- [Directions for this task]:
In your copy, leave out all pictures and reproduce every entry exactly.

- [Recorded information]:
■ ■ ■

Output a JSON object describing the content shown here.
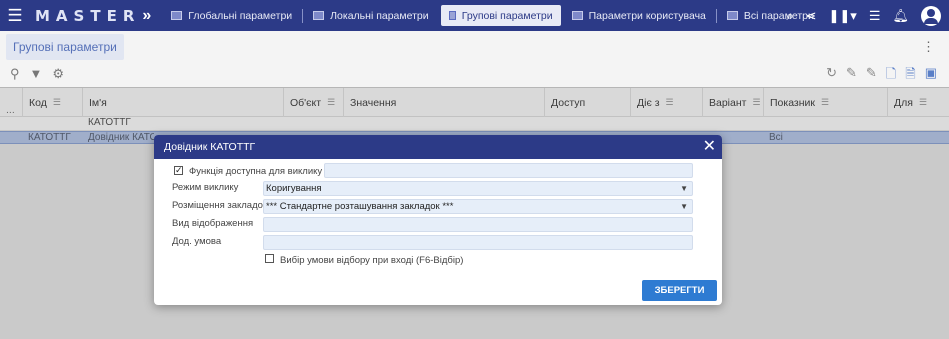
{
  "app": {
    "brand": "MASTER"
  },
  "nav": {
    "tabs": [
      {
        "label": "Глобальні параметри"
      },
      {
        "label": "Локальні параметри"
      },
      {
        "label": "Групові параметри"
      },
      {
        "label": "Параметри користувача"
      },
      {
        "label": "Всі параметри"
      }
    ]
  },
  "page": {
    "tab_label": "Групові параметри"
  },
  "grid": {
    "columns": [
      "Код",
      "Ім'я",
      "Об'єкт",
      "Значення",
      "Доступ",
      "Діє з",
      "Варіант",
      "Показник",
      "Для"
    ],
    "filter_text": "КАТОТТГ",
    "row": {
      "code": "КАТОТТГ",
      "name": "Довідник КАТОТТГ",
      "indicator": "Всі"
    },
    "row_marker": "..."
  },
  "dialog": {
    "title": "Довідник КАТОТТГ",
    "fields": {
      "call_enabled_label": "Функція доступна для виклику",
      "call_enabled_checked": true,
      "call_mode_label": "Режим виклику",
      "call_mode_value": "Коригування",
      "tab_placement_label": "Розміщення закладок",
      "tab_placement_value": "*** Стандартне розташування закладок ***",
      "view_label": "Вид відображення",
      "view_value": "",
      "extra_condition_label": "Дод. умова",
      "extra_condition_value": "",
      "select_on_enter_label": "Вибір умови відбору при вході (F6-Відбір)",
      "select_on_enter_checked": false
    },
    "save_label": "ЗБЕРЕГТИ",
    "close_symbol": "✕"
  },
  "colors": {
    "navbar": "#2c3a87",
    "accent": "#2e7bd2",
    "selected_row": "#b7c6e6"
  }
}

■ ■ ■

- [Reply to the task]:
Output a JSON object describing the content shown here.
{
  "app": {
    "brand": "MASTER"
  },
  "nav": {
    "tabs": [
      {
        "label": "Глобальні параметри"
      },
      {
        "label": "Локальні параметри"
      },
      {
        "label": "Групові параметри"
      },
      {
        "label": "Параметри користувача"
      },
      {
        "label": "Всі параметри"
      }
    ]
  },
  "page": {
    "tab_label": "Групові параметри"
  },
  "grid": {
    "columns": [
      "Код",
      "Ім'я",
      "Об'єкт",
      "Значення",
      "Доступ",
      "Діє з",
      "Варіант",
      "Показник",
      "Для"
    ],
    "filter_text": "КАТОТТГ",
    "row": {
      "code": "КАТОТТГ",
      "name": "Довідник КАТОТТГ",
      "indicator": "Всі"
    },
    "row_marker": "..."
  },
  "dialog": {
    "title": "Довідник КАТОТТГ",
    "fields": {
      "call_enabled_label": "Функція доступна для виклику",
      "call_enabled_checked": true,
      "call_mode_label": "Режим виклику",
      "call_mode_value": "Коригування",
      "tab_placement_label": "Розміщення закладок",
      "tab_placement_value": "*** Стандартне розташування закладок ***",
      "view_label": "Вид відображення",
      "view_value": "",
      "extra_condition_label": "Дод. умова",
      "extra_condition_value": "",
      "select_on_enter_label": "Вибір умови відбору при вході (F6-Відбір)",
      "select_on_enter_checked": false
    },
    "save_label": "ЗБЕРЕГТИ",
    "close_symbol": "✕"
  },
  "colors": {
    "navbar": "#2c3a87",
    "accent": "#2e7bd2",
    "selected_row": "#b7c6e6"
  }
}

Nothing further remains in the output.